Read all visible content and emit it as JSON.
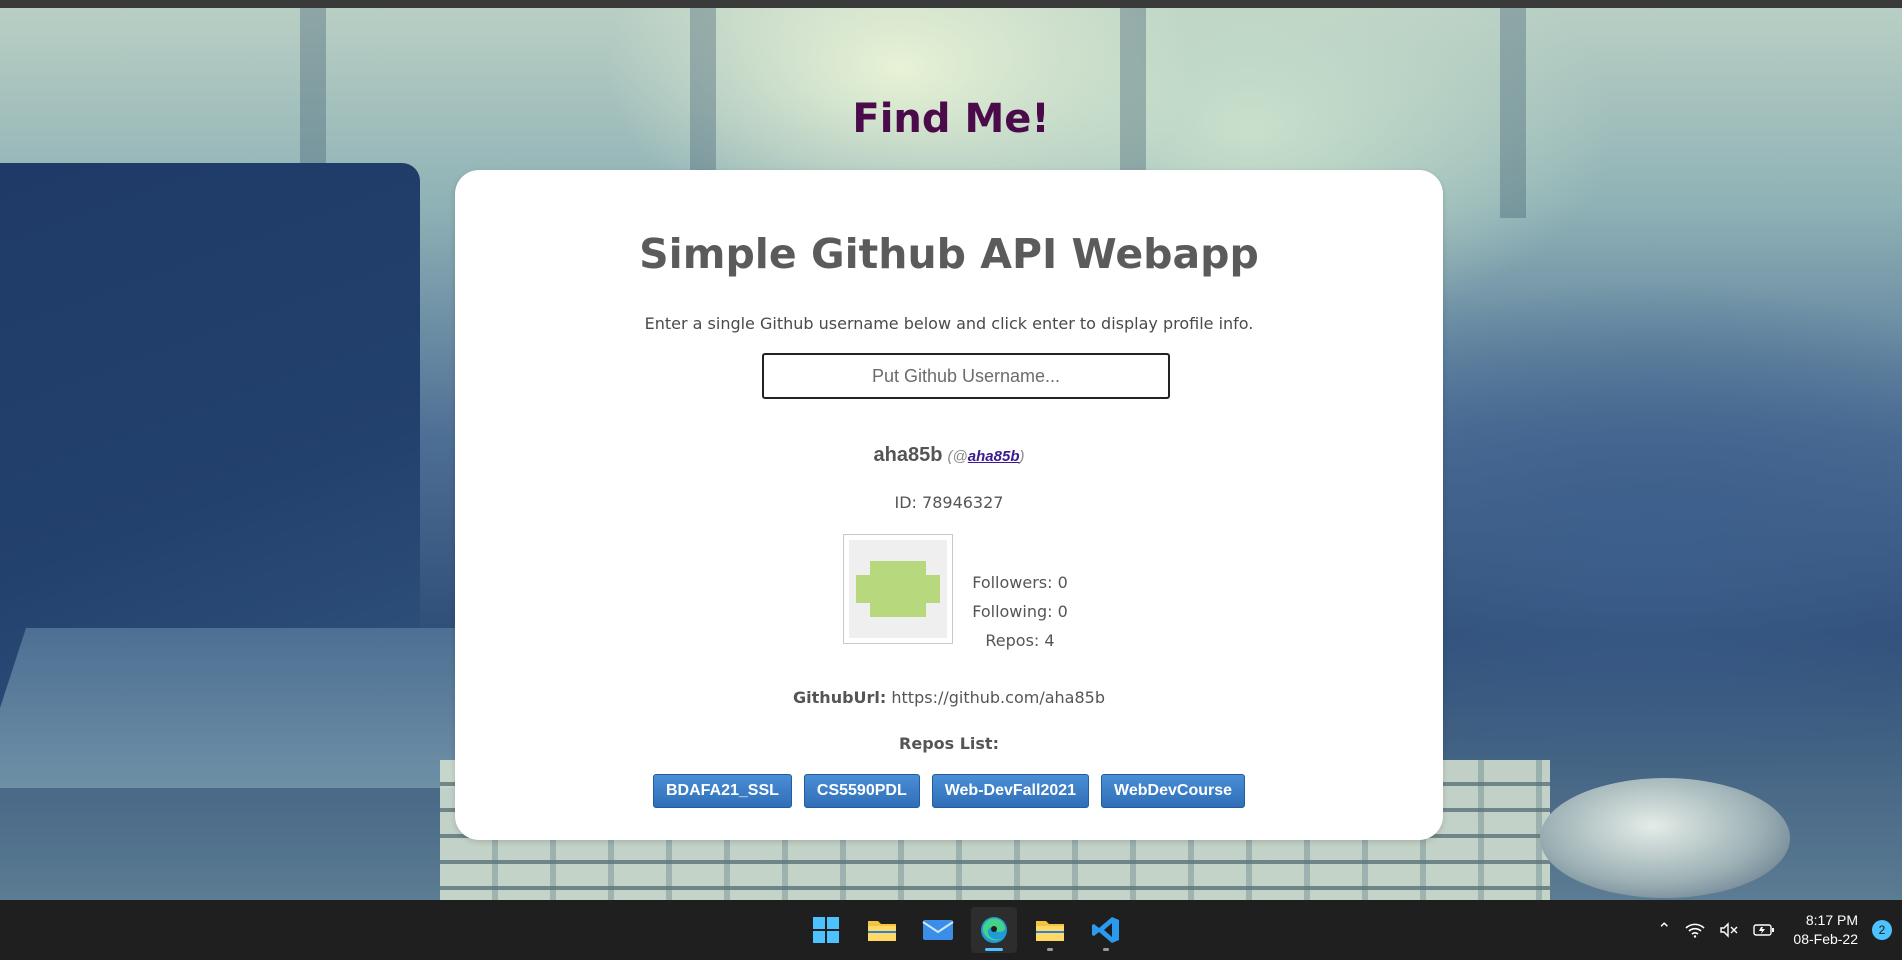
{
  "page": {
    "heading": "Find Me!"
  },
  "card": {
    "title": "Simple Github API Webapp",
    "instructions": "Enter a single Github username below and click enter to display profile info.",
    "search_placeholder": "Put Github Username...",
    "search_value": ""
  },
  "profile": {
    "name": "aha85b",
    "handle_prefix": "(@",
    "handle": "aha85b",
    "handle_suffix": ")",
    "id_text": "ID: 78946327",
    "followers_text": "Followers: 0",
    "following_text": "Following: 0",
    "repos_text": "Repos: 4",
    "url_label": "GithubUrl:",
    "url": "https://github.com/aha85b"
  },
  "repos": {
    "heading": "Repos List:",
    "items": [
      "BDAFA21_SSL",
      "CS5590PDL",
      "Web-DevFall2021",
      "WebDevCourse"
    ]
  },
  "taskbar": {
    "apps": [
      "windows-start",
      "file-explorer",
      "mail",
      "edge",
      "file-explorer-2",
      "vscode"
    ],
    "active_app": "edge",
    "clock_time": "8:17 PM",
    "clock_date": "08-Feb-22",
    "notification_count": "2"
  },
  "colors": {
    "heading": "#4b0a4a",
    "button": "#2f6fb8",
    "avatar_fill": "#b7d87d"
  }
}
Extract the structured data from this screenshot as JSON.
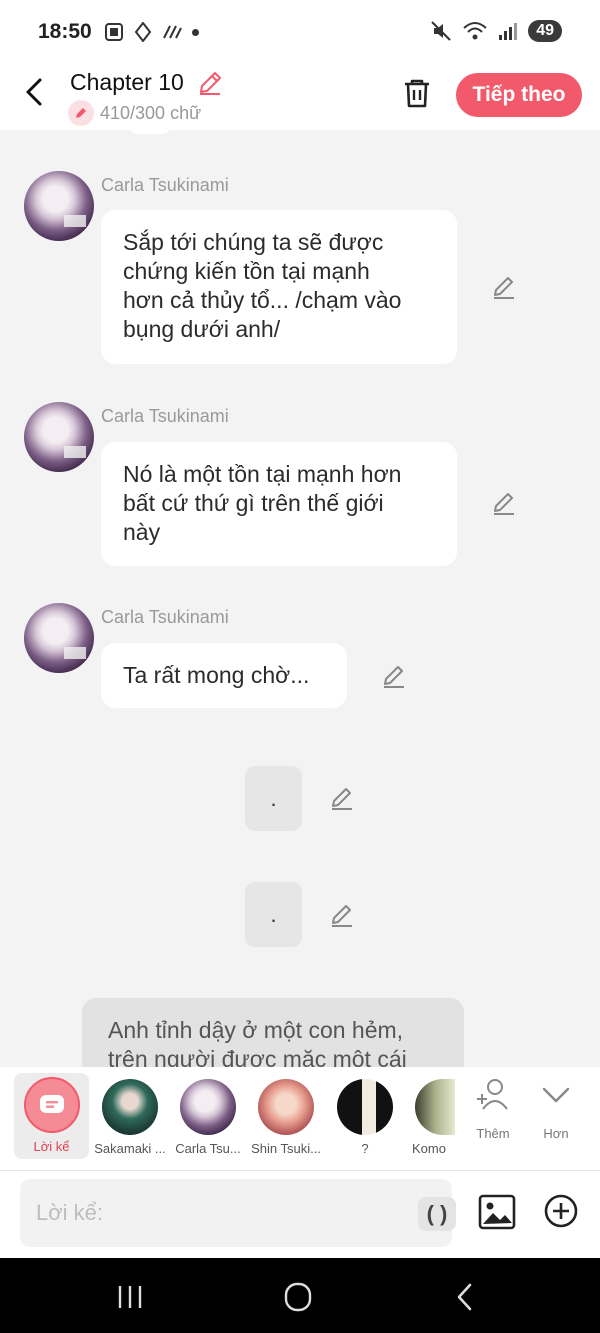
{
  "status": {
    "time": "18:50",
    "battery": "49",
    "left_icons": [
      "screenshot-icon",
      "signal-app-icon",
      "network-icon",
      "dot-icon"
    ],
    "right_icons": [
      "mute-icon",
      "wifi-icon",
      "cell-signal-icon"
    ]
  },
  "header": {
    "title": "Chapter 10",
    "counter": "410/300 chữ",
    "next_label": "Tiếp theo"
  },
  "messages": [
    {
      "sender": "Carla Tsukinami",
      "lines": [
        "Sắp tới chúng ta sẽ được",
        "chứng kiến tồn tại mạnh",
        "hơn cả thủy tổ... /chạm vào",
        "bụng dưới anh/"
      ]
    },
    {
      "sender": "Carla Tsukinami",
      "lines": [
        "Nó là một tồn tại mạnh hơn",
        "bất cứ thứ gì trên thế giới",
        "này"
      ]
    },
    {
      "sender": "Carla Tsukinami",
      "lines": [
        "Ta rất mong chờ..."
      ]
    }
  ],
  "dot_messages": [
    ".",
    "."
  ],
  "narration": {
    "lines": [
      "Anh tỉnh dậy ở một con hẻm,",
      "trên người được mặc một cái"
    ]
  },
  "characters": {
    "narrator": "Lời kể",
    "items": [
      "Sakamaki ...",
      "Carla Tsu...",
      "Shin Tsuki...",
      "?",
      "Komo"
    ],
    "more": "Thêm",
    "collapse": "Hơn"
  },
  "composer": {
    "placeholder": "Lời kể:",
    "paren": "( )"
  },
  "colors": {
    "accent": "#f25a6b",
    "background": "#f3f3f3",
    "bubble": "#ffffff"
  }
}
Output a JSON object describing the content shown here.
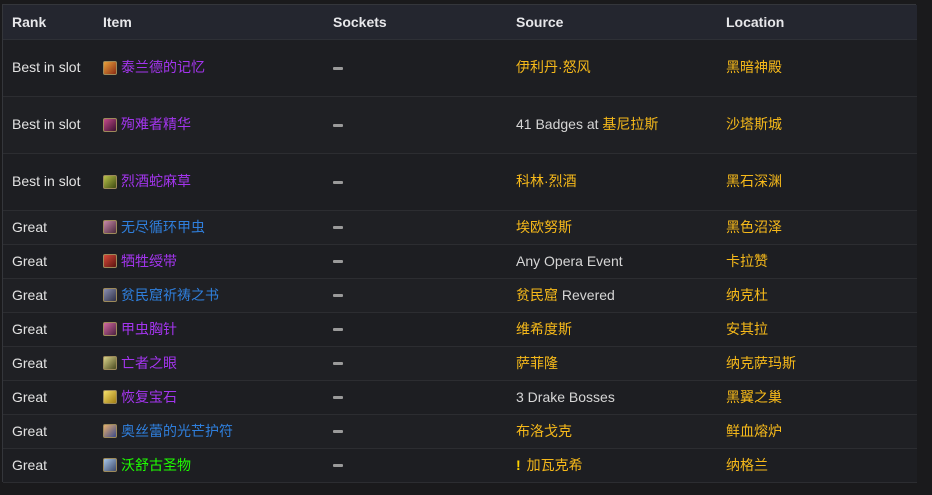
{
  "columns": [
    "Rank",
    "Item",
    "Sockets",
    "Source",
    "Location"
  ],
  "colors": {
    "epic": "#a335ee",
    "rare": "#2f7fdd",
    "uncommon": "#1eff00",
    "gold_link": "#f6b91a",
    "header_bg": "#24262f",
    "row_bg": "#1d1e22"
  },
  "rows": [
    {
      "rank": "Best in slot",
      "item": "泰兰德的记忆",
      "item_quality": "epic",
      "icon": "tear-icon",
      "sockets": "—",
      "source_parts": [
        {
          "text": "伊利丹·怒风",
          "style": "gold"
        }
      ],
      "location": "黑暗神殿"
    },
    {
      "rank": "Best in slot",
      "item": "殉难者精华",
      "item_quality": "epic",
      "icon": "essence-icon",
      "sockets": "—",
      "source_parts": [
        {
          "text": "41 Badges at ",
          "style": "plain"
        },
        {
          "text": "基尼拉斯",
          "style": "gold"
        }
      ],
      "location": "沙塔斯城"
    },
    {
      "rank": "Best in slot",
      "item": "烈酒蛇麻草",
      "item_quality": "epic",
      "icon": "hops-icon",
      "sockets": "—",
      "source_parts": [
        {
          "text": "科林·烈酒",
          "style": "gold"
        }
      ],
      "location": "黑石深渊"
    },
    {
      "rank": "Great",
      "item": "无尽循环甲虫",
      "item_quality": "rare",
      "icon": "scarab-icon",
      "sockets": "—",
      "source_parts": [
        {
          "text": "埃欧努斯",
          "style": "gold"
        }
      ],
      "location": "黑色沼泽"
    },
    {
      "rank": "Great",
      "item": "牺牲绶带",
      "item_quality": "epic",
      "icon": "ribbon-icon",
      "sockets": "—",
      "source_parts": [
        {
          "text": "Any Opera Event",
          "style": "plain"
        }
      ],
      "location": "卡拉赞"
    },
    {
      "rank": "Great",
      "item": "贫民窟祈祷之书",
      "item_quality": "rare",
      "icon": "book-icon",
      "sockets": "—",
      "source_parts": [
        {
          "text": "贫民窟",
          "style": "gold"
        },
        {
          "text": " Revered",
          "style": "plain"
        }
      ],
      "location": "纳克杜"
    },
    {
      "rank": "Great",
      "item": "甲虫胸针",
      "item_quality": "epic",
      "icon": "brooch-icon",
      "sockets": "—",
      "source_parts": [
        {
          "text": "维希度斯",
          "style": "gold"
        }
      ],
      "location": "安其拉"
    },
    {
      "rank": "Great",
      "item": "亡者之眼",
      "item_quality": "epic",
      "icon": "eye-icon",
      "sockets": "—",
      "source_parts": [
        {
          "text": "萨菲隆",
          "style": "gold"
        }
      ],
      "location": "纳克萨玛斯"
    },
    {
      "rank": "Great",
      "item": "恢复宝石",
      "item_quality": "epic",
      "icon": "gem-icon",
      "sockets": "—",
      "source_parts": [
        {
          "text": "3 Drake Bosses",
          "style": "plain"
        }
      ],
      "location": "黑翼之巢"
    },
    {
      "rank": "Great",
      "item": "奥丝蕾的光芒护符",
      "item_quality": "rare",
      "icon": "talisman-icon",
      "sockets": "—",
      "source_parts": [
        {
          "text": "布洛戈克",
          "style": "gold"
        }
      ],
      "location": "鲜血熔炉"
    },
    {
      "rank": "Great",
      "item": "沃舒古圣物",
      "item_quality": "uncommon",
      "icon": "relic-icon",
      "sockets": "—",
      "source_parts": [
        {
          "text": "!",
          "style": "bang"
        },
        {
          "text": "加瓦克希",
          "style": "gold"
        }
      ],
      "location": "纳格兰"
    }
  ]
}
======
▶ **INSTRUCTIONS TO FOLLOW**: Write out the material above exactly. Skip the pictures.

▶ **SOLUTION FOR THIS TASK**:
Read all visible content and emit it as JSON.
{
  "page": {
    "heading": "Find Me!"
  },
  "card": {
    "title": "Simple Github API Webapp",
    "instructions": "Enter a single Github username below and click enter to display profile info.",
    "search_placeholder": "Put Github Username...",
    "search_value": ""
  },
  "profile": {
    "name": "aha85b",
    "handle_prefix": "(@",
    "handle": "aha85b",
    "handle_suffix": ")",
    "id_text": "ID: 78946327",
    "followers_text": "Followers: 0",
    "following_text": "Following: 0",
    "repos_text": "Repos: 4",
    "url_label": "GithubUrl:",
    "url": "https://github.com/aha85b"
  },
  "repos": {
    "heading": "Repos List:",
    "items": [
      "BDAFA21_SSL",
      "CS5590PDL",
      "Web-DevFall2021",
      "WebDevCourse"
    ]
  },
  "taskbar": {
    "apps": [
      "windows-start",
      "file-explorer",
      "mail",
      "edge",
      "file-explorer-2",
      "vscode"
    ],
    "active_app": "edge",
    "clock_time": "8:17 PM",
    "clock_date": "08-Feb-22",
    "notification_count": "2"
  },
  "colors": {
    "heading": "#4b0a4a",
    "button": "#2f6fb8",
    "avatar_fill": "#b7d87d"
  }
}
Extract the structured data from this screenshot as JSON.
{
  "status": {
    "time": "18:50",
    "battery": "49",
    "left_icons": [
      "screenshot-icon",
      "signal-app-icon",
      "network-icon",
      "dot-icon"
    ],
    "right_icons": [
      "mute-icon",
      "wifi-icon",
      "cell-signal-icon"
    ]
  },
  "header": {
    "title": "Chapter 10",
    "counter": "410/300 chữ",
    "next_label": "Tiếp theo"
  },
  "messages": [
    {
      "sender": "Carla Tsukinami",
      "lines": [
        "Sắp tới chúng ta sẽ được",
        "chứng kiến tồn tại mạnh",
        "hơn cả thủy tổ... /chạm vào",
        "bụng dưới anh/"
      ]
    },
    {
      "sender": "Carla Tsukinami",
      "lines": [
        "Nó là một tồn tại mạnh hơn",
        "bất cứ thứ gì trên thế giới",
        "này"
      ]
    },
    {
      "sender": "Carla Tsukinami",
      "lines": [
        "Ta rất mong chờ..."
      ]
    }
  ],
  "dot_messages": [
    ".",
    "."
  ],
  "narration": {
    "lines": [
      "Anh tỉnh dậy ở một con hẻm,",
      "trên người được mặc một cái"
    ]
  },
  "characters": {
    "narrator": "Lời kể",
    "items": [
      "Sakamaki ...",
      "Carla Tsu...",
      "Shin Tsuki...",
      "?",
      "Komo"
    ],
    "more": "Thêm",
    "collapse": "Hơn"
  },
  "composer": {
    "placeholder": "Lời kể:",
    "paren": "( )"
  },
  "colors": {
    "accent": "#f25a6b",
    "background": "#f3f3f3",
    "bubble": "#ffffff"
  }
}
Output a JSON object describing the content shown here.
{
  "columns": [
    "Rank",
    "Item",
    "Sockets",
    "Source",
    "Location"
  ],
  "colors": {
    "epic": "#a335ee",
    "rare": "#2f7fdd",
    "uncommon": "#1eff00",
    "gold_link": "#f6b91a",
    "header_bg": "#24262f",
    "row_bg": "#1d1e22"
  },
  "rows": [
    {
      "rank": "Best in slot",
      "item": "泰兰德的记忆",
      "item_quality": "epic",
      "icon": "tear-icon",
      "sockets": "—",
      "source_parts": [
        {
          "text": "伊利丹·怒风",
          "style": "gold"
        }
      ],
      "location": "黑暗神殿"
    },
    {
      "rank": "Best in slot",
      "item": "殉难者精华",
      "item_quality": "epic",
      "icon": "essence-icon",
      "sockets": "—",
      "source_parts": [
        {
          "text": "41 Badges at ",
          "style": "plain"
        },
        {
          "text": "基尼拉斯",
          "style": "gold"
        }
      ],
      "location": "沙塔斯城"
    },
    {
      "rank": "Best in slot",
      "item": "烈酒蛇麻草",
      "item_quality": "epic",
      "icon": "hops-icon",
      "sockets": "—",
      "source_parts": [
        {
          "text": "科林·烈酒",
          "style": "gold"
        }
      ],
      "location": "黑石深渊"
    },
    {
      "rank": "Great",
      "item": "无尽循环甲虫",
      "item_quality": "rare",
      "icon": "scarab-icon",
      "sockets": "—",
      "source_parts": [
        {
          "text": "埃欧努斯",
          "style": "gold"
        }
      ],
      "location": "黑色沼泽"
    },
    {
      "rank": "Great",
      "item": "牺牲绶带",
      "item_quality": "epic",
      "icon": "ribbon-icon",
      "sockets": "—",
      "source_parts": [
        {
          "text": "Any Opera Event",
          "style": "plain"
        }
      ],
      "location": "卡拉赞"
    },
    {
      "rank": "Great",
      "item": "贫民窟祈祷之书",
      "item_quality": "rare",
      "icon": "book-icon",
      "sockets": "—",
      "source_parts": [
        {
          "text": "贫民窟",
          "style": "gold"
        },
        {
          "text": " Revered",
          "style": "plain"
        }
      ],
      "location": "纳克杜"
    },
    {
      "rank": "Great",
      "item": "甲虫胸针",
      "item_quality": "epic",
      "icon": "brooch-icon",
      "sockets": "—",
      "source_parts": [
        {
          "text": "维希度斯",
          "style": "gold"
        }
      ],
      "location": "安其拉"
    },
    {
      "rank": "Great",
      "item": "亡者之眼",
      "item_quality": "epic",
      "icon": "eye-icon",
      "sockets": "—",
      "source_parts": [
        {
          "text": "萨菲隆",
          "style": "gold"
        }
      ],
      "location": "纳克萨玛斯"
    },
    {
      "rank": "Great",
      "item": "恢复宝石",
      "item_quality": "epic",
      "icon": "gem-icon",
      "sockets": "—",
      "source_parts": [
        {
          "text": "3 Drake Bosses",
          "style": "plain"
        }
      ],
      "location": "黑翼之巢"
    },
    {
      "rank": "Great",
      "item": "奥丝蕾的光芒护符",
      "item_quality": "rare",
      "icon": "talisman-icon",
      "sockets": "—",
      "source_parts": [
        {
          "text": "布洛戈克",
          "style": "gold"
        }
      ],
      "location": "鲜血熔炉"
    },
    {
      "rank": "Great",
      "item": "沃舒古圣物",
      "item_quality": "uncommon",
      "icon": "relic-icon",
      "sockets": "—",
      "source_parts": [
        {
          "text": "!",
          "style": "bang"
        },
        {
          "text": "加瓦克希",
          "style": "gold"
        }
      ],
      "location": "纳格兰"
    }
  ]
}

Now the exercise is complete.